I sit face to face with a complete stranger. I’m feeling uncomfortable. They shift and smile awkwardly as we both try to keep eye contact. We haven’t been properly introduced, and that’s the point. The stranger has three minutes to tell me who they are and how they got here. I must not interrupt and listen as deeply as I can.
When the stranger finishes their story, I’m instructed to recount what they have told me. The twist is that I must use the first person singular ‘I’. Scouring my mind to reconstruct what was told over the last three minutes, ‘I’ step into my partner’s shoes.
‘So… you… no… I am from Canada. I am a designer and….’ Stressing the ‘I’, makes me feel like I’m gritting my teeth, trying so hard to internalise someone else’s story. And in trying so hard to remember every detail, I have ‘not heard’ 90% of what the other person has said. Being ‘empathetic’ under pressure is difficult.
Alastair Somerville, a sensory design consultant and one time counsellor, designed this face-to-face interview technique to illustrate how difficult it is to listen and ask questions effectively. In his Architecting Emotions workshop he revealed how emotions are crucial to effective communication between humans and technology, and how this cold disembodied interaction with machines might become more ‘human’.
We are bad listeners
Alastair made me repeat the interview exercise three times. At first, I could barely recount what was told. Only on the third try, feeling more confident, I became better at remembering details. It was a slow and difficult process being attentive on demand.
He then asked me to do the exercise a fourth time, but to interject and ask questions when I thought I could detect emotion, either sadness, anger or happiness from my interviewee. Thinking I had done well, Alastair pointed out that I had made some errors; inputting my own feelings and experiences into the questioning and not extracting insights in any meaningful way.
Not only is it hard to listen for the salient emotions, it’s also difficult to draw them out without affecting them. We tear what we touch.
When we talk with another person in normal conversation, we tend to ask questions such as ‘how are you feeling?’. We talk at every turn, trying to coax a satisfying answer from them. Being so direct feels like the correct thing to do, but does nothing to give voice to the person’s real feelings.
Recounting emotional events blocks everyone’s cognitive abilities, making us unable to pinpoint and analyse our emotions. An emotion like anger or shame cloud our thoughts, constricts our cognition, making us unable to say what we mean, therefore it’s difficult to gain authentic insights from people we question.
A better way of communicating is to ask a question and then step out of the frame. The person may not know the answer, so we reflect the question back, holding up a mirror so they can work it out for themselves, instead of trying to answer it for them.

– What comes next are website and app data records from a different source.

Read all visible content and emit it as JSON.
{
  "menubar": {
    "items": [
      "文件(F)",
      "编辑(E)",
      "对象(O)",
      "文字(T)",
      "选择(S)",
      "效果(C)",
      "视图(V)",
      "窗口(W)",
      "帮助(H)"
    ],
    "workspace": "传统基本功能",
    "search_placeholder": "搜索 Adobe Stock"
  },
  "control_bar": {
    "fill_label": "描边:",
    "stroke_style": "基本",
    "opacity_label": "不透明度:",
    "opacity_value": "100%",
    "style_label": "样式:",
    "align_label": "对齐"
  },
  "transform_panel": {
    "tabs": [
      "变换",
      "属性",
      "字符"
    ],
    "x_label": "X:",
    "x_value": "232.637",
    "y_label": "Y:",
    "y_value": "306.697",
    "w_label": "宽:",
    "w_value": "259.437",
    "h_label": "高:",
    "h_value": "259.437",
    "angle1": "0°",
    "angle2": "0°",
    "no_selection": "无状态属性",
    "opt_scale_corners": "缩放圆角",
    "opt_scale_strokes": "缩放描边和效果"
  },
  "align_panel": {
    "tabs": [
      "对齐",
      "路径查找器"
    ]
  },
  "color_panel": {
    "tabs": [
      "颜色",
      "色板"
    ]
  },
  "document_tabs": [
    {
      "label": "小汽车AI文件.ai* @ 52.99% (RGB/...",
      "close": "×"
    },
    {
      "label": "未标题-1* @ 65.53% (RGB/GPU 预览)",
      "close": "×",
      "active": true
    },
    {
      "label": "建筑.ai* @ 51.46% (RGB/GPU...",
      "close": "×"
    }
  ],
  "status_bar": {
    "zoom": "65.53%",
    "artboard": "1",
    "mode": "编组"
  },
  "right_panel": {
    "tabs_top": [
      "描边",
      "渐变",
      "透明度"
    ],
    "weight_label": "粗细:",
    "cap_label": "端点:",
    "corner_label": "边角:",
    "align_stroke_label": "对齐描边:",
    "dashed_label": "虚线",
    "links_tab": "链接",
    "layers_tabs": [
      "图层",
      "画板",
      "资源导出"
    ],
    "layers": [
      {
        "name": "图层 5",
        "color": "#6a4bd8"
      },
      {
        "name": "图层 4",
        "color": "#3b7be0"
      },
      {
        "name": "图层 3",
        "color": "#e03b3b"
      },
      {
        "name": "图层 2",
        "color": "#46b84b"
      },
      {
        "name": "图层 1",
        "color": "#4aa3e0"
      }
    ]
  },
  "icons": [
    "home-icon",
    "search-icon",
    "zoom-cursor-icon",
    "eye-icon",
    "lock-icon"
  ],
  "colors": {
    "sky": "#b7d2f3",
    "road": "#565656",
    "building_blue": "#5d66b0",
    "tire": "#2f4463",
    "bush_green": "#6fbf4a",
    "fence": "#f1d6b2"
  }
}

Joseph Weizenbaum, a computer scientist at MIT realised this when he created the first natural language computer program called ELIZA in 1966, a precursor to the chatbot. ELIZA didn’t need to know anything about the person it was interacting with to elicit genuine information. It reflected questions back to the person, and many happily divulged personal information about themselves.
Jumping in with our own experiences is ineffective in eliciting an answer during an interview. Therefore, reflection and paraphrasing are key skills. This is to prevent our stories and ideas taking up room in the client’s space.
Alastair summed this up by saying that ‘when people are given limited ways of communication, they only have limited tools to express themselves’. Empathy is about stepping into someone’s space, but this demands trust, respect and stepping out of the frame.
Steps for more effective communication
- Avoid butting in and give the person space
- Give the person time to reflect on the questions you ask
- Avoid using your personal experiences to appear empathetic
- Try to extract an emotion and let them name the emotion for themselves
- Acuity Design, sensory design consultancy
- Susanne Vogel & Lars Schwabe, Learning and memory under stress: implications for the classroom
- Joseph Weizenbaum, Eliza Demo